With conflicting data, should docetaxel be used up front in newly diagnosed metastatic disease?
In 2004, docetaxel (Taxotere) received FDA approval for metastatic androgen independent prostate cancer as the first chemotherapy to extend survival. Since then, numerous studies have investigated docetaxel in earlier prostate cancer disease states.
Recently, three studies evaluated docetaxel, typically six cycles, in the early treatment of metastatic disease along with androgen deprivation. Two trials, the U.S.-based ECOG 3805 (CHAARTED) and United Kingdom-based STAMPEDE, demonstrated a significant survival advantage using initial docetaxel in hormonally naïve men with metastasis, while the French GETUG-AFU 15 trial did not. With conflicting data, should docetaxel be used up front in newly diagnosed metastatic disease?
Trial comparisons are limited by differing designs, but all used initial docetaxel with androgen deprivation. CHAARTED demonstrated a 17-month survival advantage with “high-volume disease” (>4 bony metastasis), using docetaxel with initial androgen deprivation. STAMPEDE had a complicated randomization encompassing nine different treatment arms. In STAMPEDE, the group of men who were similar to the CHARRTED participants experienced a 22-month survival advantage with early docetaxel. GETUG-AFU 15, designed similarly to CHAARTED, concluded that docetaxel should not be used as part of first-line treatment with non-castrate metastatic prostate cancer.

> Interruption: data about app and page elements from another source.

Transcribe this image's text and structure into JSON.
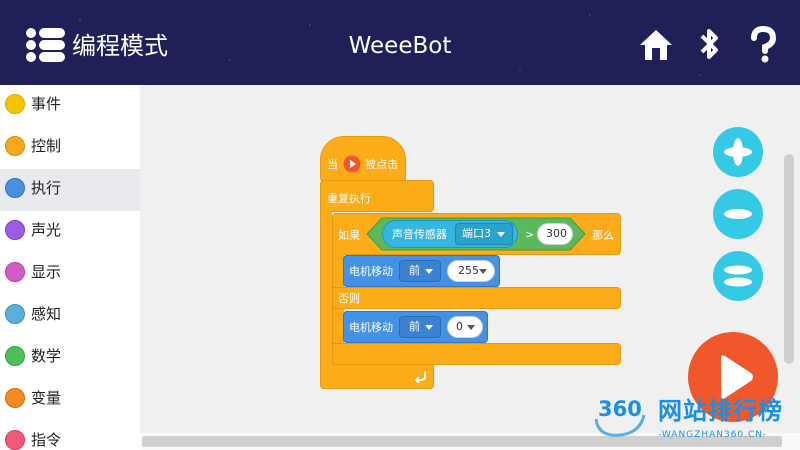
{
  "header": {
    "mode_label": "编程模式",
    "title": "WeeeBot",
    "menu_icon": "menu-list-icon",
    "home_icon": "home-icon",
    "bluetooth_icon": "bluetooth-icon",
    "help_icon": "help-icon"
  },
  "sidebar": {
    "items": [
      {
        "label": "事件",
        "color": "#f5c400"
      },
      {
        "label": "控制",
        "color": "#f7a81b"
      },
      {
        "label": "执行",
        "color": "#4b8fe0"
      },
      {
        "label": "声光",
        "color": "#9b5de5"
      },
      {
        "label": "显示",
        "color": "#d35ac7"
      },
      {
        "label": "感知",
        "color": "#5ab0d8"
      },
      {
        "label": "数学",
        "color": "#4fbf5a"
      },
      {
        "label": "变量",
        "color": "#f58a1f"
      },
      {
        "label": "指令",
        "color": "#f05a78"
      }
    ],
    "active_index": 2
  },
  "blocks": {
    "hat": {
      "prefix": "当",
      "suffix": "被点击",
      "icon": "play-icon"
    },
    "forever": {
      "label": "重复执行",
      "loop_icon": "loop-arrow-icon"
    },
    "if_else": {
      "if_label": "如果",
      "then_label": "那么",
      "else_label": "否则"
    },
    "condition": {
      "operator": ">",
      "value": "300"
    },
    "sensor": {
      "label": "声音传感器",
      "port": "端口3"
    },
    "motor1": {
      "label": "电机移动",
      "direction": "前",
      "speed": "255"
    },
    "motor2": {
      "label": "电机移动",
      "direction": "前",
      "speed": "0"
    }
  },
  "controls": {
    "zoom_in_icon": "zoom-in-icon",
    "zoom_out_icon": "zoom-out-icon",
    "reset_icon": "reset-view-icon",
    "run_icon": "run-play-icon"
  },
  "watermark": {
    "number": "360",
    "text": "网站排行榜",
    "url": "-WANGZHAN360.CN-"
  },
  "colors": {
    "header_bg": "#1f2058",
    "control_block": "#fcac18",
    "action_block": "#4591e3",
    "operator_block": "#5cb85c",
    "sensor_block": "#35b6e0",
    "fab": "#35c9e6",
    "run": "#f0572b"
  }
}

The CHAARTED and GETUG-AFU 15 studies have been debated as to why such similarly designed studies should have conflicting results. The sample size and statistical power was greater in CHAARTED, and it also had more men with higher volume disease and higher PSA levels than the French trial.

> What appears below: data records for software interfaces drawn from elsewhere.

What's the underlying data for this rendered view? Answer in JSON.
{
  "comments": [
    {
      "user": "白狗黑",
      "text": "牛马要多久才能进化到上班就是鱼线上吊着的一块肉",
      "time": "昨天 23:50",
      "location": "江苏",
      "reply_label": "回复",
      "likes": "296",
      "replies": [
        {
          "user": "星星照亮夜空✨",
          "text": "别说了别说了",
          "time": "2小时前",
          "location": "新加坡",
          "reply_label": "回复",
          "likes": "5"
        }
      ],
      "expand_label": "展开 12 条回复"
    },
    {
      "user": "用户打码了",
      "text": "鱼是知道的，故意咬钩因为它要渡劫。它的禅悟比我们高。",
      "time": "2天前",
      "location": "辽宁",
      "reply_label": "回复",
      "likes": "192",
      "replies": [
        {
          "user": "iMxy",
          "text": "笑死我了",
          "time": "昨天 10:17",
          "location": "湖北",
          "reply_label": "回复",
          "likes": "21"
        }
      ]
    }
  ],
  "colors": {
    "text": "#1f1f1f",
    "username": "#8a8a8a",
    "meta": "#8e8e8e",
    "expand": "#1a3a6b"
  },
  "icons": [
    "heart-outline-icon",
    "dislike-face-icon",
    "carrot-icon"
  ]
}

The 2015 update to the National Comprehensive Cancer Network prostate cancer guidelines encourages the use of upfront docetaxel with androgen deprivation for high-volume disease and discourages docetaxel use with low-volume disease, citing CHAARTED and GETUG-AFU 15. With multidisciplinary management of advanced prostate cancer, urologists and medical oncologists should use these data to jointly evaluate men presenting with metastatic, hormone-naïve prostate cancer. The bottom line: Until longer follow-up is available on low-volume disease outcomes, men with high-volume disease appear to benefit the most from this approach.